Tracking EITI implementation is not as straightforward as following a ranking or index, but EITI Reports, and countries’ other EITI outputs (including annual activity reports, Validations, and secretariat assessments) provide insight into the nature of debates, key recommendations and the blockages to meaningful reform. Ratings agencies could benefit from the quantitative and qualitative information in EITI Reports, to complement other third-party sources of information.

In more opaque frontier markets, disclosures under the EITI provide crucial new information not usually accessible to CRAs. In resource-dependent frontier markets, the EITI requires disclosures of interest to CRAs, including assessments of the quality of public data, clarification of regulatory oversight in extractive industries and, perhaps most crucially, the financial guarantees to state-owned enterprises in these sectors. Improved visibility on these SOEs can become even more important when global commodity prices are low.

Data disclosed through the EITI are increasingly quoted in frontier markets’ sovereign bond prospectuses6, commodity producers’ share offerings7 and fundraising brochures for private equity and investment funds.

Institutionalising reform in the Philippines

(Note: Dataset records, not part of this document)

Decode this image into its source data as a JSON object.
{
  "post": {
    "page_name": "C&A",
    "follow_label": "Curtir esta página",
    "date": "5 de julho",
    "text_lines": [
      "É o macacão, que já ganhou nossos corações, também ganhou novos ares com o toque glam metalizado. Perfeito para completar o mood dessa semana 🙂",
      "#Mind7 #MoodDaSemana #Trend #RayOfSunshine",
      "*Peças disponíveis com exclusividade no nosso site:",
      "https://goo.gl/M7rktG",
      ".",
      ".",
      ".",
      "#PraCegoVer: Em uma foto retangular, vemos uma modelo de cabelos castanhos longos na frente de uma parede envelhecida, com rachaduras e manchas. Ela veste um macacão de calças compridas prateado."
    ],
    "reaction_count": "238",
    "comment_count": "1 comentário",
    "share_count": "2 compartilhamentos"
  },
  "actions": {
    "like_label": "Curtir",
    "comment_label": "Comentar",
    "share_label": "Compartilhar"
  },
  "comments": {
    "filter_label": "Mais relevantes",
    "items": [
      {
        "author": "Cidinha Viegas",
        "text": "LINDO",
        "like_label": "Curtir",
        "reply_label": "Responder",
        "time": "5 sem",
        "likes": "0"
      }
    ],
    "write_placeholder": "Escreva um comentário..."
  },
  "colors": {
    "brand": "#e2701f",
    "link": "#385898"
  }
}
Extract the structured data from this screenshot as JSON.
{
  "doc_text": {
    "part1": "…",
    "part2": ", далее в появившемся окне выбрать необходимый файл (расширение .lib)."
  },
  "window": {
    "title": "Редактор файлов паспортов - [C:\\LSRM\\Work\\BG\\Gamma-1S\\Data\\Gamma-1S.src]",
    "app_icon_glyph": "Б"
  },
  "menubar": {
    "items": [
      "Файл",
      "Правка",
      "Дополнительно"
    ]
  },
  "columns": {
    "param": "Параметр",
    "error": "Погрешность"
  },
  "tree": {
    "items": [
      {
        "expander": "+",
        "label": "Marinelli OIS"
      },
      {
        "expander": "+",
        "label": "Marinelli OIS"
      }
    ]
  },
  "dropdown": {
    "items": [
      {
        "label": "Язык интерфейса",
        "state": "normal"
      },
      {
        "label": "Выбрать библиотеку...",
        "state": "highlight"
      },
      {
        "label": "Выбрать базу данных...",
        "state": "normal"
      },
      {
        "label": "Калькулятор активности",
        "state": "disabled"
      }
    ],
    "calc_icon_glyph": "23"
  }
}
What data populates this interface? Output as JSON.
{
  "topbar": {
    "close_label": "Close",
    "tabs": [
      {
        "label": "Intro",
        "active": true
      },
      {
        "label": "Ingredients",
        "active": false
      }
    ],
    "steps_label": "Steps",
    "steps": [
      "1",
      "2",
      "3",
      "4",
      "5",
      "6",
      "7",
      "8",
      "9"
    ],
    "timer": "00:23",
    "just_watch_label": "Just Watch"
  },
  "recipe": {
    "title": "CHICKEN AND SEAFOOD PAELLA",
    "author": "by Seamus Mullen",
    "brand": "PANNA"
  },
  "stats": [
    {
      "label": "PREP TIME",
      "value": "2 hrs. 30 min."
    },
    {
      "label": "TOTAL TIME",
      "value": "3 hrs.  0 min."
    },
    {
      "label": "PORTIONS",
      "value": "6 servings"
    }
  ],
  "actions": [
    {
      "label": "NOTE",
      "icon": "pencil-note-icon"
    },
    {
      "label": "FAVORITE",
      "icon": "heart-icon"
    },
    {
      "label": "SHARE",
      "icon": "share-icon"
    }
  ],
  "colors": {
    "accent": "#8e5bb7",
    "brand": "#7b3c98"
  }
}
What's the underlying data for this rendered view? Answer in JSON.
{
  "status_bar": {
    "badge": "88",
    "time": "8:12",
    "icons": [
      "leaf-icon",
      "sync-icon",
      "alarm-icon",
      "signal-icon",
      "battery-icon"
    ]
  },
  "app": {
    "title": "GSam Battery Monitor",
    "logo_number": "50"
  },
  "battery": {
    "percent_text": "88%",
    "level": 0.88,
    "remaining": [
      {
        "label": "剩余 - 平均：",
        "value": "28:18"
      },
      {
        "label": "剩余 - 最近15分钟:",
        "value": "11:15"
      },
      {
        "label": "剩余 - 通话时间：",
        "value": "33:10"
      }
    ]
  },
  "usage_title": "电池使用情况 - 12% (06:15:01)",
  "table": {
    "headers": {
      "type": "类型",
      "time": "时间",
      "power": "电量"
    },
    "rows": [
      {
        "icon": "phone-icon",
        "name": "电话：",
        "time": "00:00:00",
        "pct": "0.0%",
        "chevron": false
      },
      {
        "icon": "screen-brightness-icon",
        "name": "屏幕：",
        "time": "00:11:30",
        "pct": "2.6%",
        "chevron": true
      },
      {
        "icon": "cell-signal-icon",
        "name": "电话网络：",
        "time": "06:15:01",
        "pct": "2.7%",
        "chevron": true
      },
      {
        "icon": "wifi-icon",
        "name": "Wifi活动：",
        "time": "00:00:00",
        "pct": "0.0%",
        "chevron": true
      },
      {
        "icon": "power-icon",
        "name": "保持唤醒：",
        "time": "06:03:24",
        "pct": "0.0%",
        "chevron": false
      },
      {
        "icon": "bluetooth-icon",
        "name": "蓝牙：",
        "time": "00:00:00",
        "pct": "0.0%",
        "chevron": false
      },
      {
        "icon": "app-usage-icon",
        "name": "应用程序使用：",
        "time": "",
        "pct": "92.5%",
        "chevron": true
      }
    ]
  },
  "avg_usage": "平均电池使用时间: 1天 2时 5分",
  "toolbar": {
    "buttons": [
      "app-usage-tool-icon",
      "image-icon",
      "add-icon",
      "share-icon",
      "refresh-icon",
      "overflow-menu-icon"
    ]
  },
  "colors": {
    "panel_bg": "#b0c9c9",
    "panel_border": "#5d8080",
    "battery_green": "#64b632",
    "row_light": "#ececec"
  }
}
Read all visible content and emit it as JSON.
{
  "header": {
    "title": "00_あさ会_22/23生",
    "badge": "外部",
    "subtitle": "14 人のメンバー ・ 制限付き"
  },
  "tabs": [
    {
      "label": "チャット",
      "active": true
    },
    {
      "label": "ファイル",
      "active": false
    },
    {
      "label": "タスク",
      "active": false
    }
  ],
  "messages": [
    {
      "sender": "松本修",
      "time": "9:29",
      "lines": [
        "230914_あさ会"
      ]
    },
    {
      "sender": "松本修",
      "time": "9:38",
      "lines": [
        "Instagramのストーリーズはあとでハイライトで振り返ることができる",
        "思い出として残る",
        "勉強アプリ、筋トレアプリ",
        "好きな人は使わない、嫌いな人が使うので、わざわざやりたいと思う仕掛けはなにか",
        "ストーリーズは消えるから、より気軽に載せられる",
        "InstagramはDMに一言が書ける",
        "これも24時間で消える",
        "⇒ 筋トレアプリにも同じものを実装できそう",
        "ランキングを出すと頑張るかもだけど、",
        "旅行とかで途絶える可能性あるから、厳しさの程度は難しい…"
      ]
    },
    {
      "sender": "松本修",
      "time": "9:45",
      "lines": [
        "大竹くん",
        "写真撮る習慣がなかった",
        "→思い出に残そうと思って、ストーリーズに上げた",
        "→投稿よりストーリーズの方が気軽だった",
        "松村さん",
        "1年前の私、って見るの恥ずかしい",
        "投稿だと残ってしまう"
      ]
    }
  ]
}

EITI implementation in the Philippines is driven by efforts to improve revenue collection but also drive broader reforms: the EITI is a process, not merely a series of reports. Once a country implements the EITI, it commits itself to a structure to drive reform efforts, with strong reputational lock-in effects, providing grounds for optimism for reforms to continue beyond changes in political power: “Even though a change of administration after the presidential elections in 2016 represents some uncertainty for reforms, the risks have shifted toward maintaining the impetus and direction of the process, away from a potential reversal or abandonment of advances achieved to date,” S&P noted in its May 2014 upgrade.

Some of the key recommendations of the Philippines’ first EITI report include:

  • rationalisation of subnational transfers to local government units;
  • clarification of tax incentives extended by the Board of Investment;
  • revisions to the National Inland Revenue Code;
  • improved oversight of the payments to indigenous peoples and social development and management projects.

It has also served to highlight the discrepancies inherent in reconciling companies’ accrual-based accounting with the government’s cash-based accounting system.

As part of preparing the report, details of 30 mining and six oil and gas contracts were published, providing information that can be used for modelling financial revenue flows.

“EITI is a concrete step towards enshrining transparency in governance. While it may only be for the extractive industry, the number of government agencies involved is substantial and includes the major revenue and licensing agencies of government. It is a statement as to how committed government is about up-scaling transparency in government operations and procedures. This can only be a positive as far as credit ratings is concerned, since a more transparent government bureaucracy lends itself to greater efficiency and effectiveness.”

Maria Teresa S. Habitan, Assistant Secretary of Finance, the Philippines